Look through the records below and copy each line that includes the word "JSON".

◆ ◆ ◆

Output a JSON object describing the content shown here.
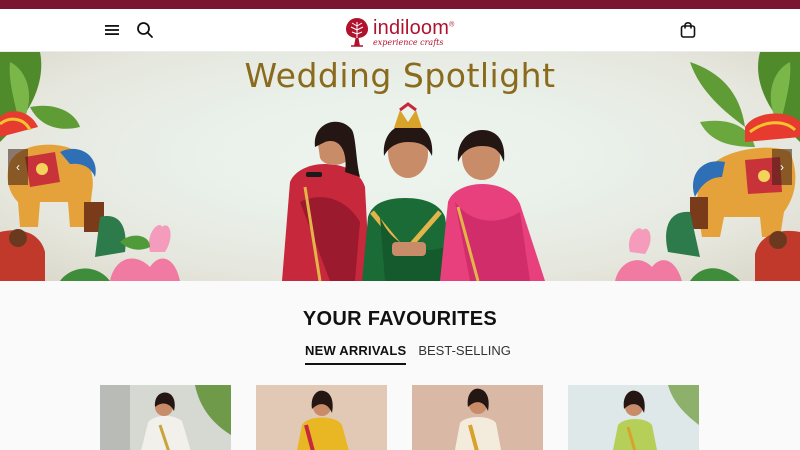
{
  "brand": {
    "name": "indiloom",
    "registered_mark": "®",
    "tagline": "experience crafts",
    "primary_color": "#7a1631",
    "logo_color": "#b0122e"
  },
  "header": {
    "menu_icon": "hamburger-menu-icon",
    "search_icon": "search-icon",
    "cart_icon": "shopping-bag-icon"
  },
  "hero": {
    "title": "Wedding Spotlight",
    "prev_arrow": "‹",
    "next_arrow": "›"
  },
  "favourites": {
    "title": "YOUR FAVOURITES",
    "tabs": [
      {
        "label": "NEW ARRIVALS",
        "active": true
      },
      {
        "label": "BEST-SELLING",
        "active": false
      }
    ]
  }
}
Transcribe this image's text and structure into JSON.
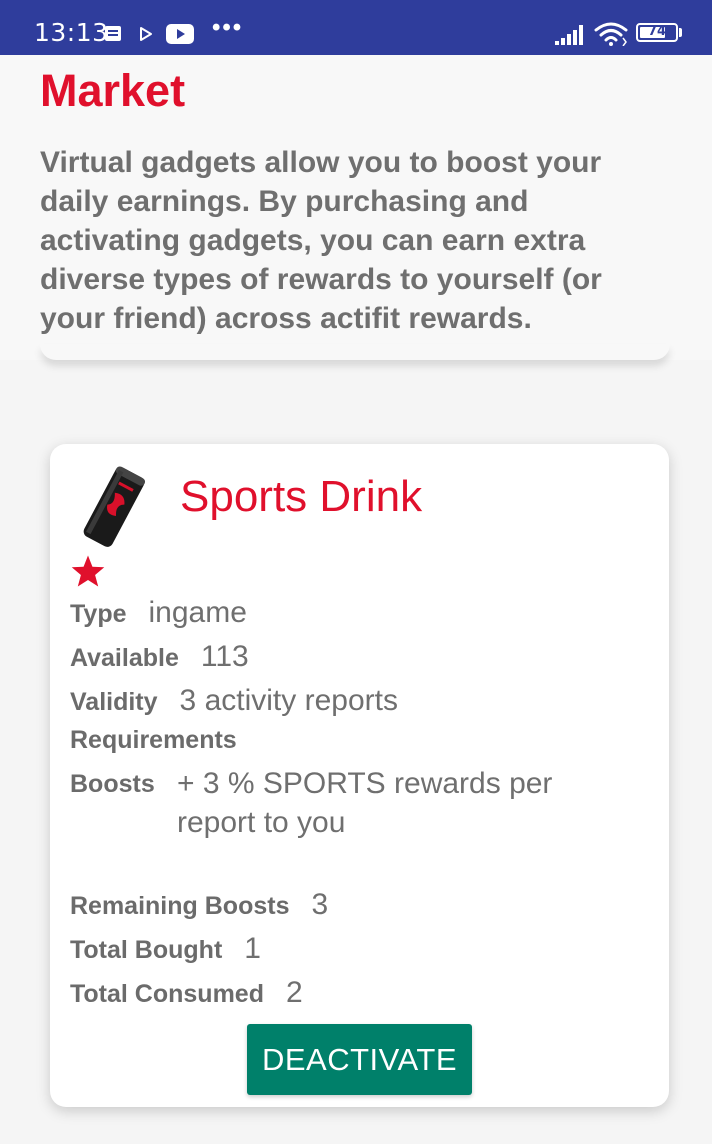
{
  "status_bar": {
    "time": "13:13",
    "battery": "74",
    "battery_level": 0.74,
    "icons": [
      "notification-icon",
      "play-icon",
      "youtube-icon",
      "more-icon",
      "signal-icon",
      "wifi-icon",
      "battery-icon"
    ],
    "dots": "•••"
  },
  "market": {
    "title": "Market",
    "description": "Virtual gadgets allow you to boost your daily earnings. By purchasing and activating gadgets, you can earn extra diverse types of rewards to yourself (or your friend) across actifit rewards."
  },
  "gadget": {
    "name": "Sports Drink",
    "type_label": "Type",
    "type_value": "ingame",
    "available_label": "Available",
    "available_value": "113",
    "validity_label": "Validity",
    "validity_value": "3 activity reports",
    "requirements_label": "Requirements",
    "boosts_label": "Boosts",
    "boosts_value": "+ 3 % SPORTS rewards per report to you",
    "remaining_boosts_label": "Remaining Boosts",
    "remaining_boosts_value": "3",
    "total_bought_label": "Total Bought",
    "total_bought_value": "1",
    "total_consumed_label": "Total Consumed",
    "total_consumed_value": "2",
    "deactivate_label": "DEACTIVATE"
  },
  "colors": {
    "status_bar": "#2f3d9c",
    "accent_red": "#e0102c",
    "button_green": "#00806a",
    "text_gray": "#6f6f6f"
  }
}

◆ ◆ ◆

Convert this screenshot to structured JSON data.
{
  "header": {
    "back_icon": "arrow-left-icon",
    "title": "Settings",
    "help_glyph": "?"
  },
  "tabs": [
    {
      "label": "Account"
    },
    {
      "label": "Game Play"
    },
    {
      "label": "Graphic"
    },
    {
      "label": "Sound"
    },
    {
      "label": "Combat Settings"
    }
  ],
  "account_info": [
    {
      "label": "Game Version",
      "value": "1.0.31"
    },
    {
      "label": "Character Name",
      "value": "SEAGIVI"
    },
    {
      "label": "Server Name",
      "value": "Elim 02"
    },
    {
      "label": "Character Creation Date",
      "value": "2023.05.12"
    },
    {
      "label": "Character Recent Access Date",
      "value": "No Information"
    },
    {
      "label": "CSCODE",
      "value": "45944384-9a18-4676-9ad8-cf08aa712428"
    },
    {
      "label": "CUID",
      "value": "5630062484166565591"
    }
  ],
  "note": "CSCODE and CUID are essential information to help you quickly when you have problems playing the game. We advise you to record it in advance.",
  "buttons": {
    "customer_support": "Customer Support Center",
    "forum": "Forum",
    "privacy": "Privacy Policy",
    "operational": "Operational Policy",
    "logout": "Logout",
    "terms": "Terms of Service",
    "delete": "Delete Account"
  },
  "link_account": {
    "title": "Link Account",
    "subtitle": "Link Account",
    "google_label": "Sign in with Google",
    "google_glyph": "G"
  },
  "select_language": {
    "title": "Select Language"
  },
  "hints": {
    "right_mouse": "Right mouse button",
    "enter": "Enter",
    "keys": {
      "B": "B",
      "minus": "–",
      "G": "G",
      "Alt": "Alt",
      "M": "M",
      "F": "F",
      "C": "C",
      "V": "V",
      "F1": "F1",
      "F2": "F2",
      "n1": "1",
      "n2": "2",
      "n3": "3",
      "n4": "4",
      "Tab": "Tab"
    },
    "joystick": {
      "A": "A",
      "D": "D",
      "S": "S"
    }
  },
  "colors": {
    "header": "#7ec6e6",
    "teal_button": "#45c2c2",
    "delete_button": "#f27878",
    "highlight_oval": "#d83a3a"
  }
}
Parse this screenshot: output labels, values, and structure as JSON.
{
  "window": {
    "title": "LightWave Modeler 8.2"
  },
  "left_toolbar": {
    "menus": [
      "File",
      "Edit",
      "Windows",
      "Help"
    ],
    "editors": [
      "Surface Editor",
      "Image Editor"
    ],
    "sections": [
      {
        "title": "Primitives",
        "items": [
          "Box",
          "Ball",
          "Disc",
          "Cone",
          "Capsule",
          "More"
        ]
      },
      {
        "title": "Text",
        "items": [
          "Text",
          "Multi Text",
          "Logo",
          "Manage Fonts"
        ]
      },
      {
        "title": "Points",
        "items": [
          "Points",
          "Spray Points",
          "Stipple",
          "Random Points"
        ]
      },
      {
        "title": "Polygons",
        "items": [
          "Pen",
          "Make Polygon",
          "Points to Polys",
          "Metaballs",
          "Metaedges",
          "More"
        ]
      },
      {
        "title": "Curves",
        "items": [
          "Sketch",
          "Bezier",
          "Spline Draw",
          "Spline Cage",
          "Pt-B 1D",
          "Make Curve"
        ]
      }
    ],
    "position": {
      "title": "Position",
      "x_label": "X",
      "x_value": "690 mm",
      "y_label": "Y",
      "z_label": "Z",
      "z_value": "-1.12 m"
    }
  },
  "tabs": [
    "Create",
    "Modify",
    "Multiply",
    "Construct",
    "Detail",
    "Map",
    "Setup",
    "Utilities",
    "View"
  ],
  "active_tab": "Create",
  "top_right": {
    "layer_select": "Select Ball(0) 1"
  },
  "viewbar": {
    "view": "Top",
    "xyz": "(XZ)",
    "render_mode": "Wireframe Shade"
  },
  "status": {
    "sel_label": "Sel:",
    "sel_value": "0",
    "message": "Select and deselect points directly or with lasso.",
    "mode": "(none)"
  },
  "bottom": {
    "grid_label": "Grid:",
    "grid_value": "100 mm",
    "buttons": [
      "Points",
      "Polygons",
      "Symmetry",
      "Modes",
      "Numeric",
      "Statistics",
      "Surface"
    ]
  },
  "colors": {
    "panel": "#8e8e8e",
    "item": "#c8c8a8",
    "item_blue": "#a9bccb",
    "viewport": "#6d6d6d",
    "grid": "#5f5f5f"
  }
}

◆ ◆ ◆

→ Written answer
Output a JSON object describing the content shown here.
Transcribe this image's text and structure into JSON.
Convert this screenshot to structured JSON data.
Parse this screenshot: output labels, values, and structure as JSON.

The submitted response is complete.